=== How to complete this task ===
Nothing besides a number belongs in the answer, which is how many lines of the listing contain the string "username".

=== Records for this task ===
-------------------------
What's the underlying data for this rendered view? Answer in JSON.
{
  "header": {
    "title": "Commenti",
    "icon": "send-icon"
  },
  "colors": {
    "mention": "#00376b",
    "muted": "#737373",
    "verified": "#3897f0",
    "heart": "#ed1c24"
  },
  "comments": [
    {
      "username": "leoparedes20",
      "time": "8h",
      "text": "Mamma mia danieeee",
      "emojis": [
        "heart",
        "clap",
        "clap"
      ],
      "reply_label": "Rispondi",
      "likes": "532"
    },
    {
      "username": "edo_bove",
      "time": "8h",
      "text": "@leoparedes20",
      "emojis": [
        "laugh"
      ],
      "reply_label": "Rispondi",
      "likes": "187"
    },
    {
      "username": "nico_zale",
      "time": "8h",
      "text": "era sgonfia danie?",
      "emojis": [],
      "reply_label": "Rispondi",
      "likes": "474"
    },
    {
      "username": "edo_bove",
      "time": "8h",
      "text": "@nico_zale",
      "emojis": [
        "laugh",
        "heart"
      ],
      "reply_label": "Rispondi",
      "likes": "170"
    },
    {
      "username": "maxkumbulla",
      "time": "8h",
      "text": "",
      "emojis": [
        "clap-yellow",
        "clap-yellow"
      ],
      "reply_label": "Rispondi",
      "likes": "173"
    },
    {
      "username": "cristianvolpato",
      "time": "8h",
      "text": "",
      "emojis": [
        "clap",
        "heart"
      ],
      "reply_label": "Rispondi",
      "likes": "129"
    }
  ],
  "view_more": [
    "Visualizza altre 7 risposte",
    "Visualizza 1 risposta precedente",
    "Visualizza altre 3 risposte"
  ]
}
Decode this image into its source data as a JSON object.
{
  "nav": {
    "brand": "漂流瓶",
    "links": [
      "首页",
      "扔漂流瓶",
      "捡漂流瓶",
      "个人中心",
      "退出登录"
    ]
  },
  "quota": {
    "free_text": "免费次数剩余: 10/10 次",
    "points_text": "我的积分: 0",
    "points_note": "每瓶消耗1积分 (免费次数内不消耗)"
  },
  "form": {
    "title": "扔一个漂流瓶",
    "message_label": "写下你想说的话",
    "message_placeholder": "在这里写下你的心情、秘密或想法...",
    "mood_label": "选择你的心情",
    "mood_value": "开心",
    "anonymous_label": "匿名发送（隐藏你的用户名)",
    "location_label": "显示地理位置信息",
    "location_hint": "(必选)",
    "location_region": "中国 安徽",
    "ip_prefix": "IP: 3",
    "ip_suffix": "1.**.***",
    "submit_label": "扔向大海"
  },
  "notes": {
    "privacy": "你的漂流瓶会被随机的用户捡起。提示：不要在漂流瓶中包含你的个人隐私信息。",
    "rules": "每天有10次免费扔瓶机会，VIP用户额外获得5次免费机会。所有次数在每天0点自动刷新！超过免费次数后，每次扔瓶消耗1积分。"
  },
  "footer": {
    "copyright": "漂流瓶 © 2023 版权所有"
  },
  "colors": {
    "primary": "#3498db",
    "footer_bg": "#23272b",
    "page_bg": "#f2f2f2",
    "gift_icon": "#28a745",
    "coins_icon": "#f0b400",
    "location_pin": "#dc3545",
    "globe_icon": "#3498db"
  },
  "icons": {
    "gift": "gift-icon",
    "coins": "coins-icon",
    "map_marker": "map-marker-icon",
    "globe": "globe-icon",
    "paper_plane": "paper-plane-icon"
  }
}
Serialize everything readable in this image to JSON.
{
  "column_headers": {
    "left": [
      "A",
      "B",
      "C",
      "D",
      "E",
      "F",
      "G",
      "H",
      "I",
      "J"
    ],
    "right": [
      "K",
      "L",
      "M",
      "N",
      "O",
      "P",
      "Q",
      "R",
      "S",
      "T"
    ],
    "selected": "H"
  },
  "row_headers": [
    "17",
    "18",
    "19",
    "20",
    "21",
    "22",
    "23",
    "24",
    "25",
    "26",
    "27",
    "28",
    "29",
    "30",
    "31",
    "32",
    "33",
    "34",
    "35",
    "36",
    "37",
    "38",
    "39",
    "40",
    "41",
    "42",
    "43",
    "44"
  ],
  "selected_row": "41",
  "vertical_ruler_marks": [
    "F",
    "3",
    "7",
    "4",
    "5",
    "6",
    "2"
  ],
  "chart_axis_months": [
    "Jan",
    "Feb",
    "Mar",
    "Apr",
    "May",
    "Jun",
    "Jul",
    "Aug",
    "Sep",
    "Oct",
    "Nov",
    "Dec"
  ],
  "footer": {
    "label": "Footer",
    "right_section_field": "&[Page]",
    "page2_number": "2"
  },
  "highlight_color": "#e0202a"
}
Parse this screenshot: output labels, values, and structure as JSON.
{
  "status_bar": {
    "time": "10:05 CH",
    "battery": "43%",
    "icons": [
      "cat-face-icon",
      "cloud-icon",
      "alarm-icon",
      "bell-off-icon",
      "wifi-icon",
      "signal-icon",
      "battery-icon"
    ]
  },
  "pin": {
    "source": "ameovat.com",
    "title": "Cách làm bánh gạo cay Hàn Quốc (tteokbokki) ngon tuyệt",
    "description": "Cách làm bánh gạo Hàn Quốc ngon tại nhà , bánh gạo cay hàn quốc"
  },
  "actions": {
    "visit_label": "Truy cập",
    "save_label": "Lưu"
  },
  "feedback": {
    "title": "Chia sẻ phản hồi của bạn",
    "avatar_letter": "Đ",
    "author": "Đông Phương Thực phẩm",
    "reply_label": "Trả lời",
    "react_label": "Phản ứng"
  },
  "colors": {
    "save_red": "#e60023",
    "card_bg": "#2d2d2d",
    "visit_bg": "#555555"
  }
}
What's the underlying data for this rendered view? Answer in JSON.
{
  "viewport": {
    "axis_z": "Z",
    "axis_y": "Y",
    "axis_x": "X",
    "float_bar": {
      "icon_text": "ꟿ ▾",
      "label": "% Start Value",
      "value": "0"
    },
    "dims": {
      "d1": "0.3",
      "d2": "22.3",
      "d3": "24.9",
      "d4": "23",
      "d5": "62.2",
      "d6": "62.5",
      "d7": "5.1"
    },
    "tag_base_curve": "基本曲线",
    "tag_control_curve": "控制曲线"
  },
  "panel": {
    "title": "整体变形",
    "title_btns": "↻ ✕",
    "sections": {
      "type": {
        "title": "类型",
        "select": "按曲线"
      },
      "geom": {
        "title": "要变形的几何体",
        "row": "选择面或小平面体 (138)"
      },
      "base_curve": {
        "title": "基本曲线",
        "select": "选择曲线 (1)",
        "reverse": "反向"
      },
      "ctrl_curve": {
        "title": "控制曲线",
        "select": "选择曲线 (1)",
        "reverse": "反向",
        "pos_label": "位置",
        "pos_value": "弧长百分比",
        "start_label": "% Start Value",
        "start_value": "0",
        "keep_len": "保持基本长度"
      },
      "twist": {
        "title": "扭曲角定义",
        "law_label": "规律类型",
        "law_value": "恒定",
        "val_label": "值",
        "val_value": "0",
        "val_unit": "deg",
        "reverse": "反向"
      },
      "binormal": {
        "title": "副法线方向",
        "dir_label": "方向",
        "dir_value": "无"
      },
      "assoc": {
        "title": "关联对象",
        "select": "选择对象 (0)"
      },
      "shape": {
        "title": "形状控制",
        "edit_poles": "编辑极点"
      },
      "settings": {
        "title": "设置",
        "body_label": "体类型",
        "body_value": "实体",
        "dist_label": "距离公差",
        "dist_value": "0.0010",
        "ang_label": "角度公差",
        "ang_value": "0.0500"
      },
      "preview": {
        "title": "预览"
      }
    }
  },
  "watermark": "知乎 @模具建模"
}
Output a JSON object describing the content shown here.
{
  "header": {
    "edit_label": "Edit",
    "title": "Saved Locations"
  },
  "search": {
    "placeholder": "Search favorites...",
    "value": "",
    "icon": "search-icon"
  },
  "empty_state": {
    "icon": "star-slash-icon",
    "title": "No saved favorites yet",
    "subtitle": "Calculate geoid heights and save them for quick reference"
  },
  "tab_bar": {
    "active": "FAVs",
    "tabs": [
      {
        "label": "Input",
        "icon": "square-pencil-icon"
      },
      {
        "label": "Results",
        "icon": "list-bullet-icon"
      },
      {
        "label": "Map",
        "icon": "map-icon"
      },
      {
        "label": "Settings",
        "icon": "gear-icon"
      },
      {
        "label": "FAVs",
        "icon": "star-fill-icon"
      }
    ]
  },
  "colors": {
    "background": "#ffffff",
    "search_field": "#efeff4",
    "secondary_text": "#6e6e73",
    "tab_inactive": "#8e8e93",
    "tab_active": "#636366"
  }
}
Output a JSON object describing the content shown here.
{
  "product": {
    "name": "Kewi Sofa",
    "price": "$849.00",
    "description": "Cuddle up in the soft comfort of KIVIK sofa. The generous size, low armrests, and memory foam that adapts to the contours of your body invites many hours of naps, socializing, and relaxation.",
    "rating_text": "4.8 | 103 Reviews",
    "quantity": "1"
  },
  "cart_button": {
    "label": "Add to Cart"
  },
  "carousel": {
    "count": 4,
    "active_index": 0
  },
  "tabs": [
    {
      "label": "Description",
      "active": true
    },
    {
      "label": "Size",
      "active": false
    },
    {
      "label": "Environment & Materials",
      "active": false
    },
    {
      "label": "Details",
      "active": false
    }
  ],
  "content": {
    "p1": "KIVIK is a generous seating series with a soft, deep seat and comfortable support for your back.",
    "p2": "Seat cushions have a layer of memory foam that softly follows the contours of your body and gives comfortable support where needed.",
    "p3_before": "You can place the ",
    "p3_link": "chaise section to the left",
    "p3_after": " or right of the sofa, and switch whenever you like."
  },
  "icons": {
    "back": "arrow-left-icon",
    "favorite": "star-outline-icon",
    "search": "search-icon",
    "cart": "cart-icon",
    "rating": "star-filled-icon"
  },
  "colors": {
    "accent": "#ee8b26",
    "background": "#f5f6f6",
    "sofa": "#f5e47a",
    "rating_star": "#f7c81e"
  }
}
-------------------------
=== Exercise output ===
6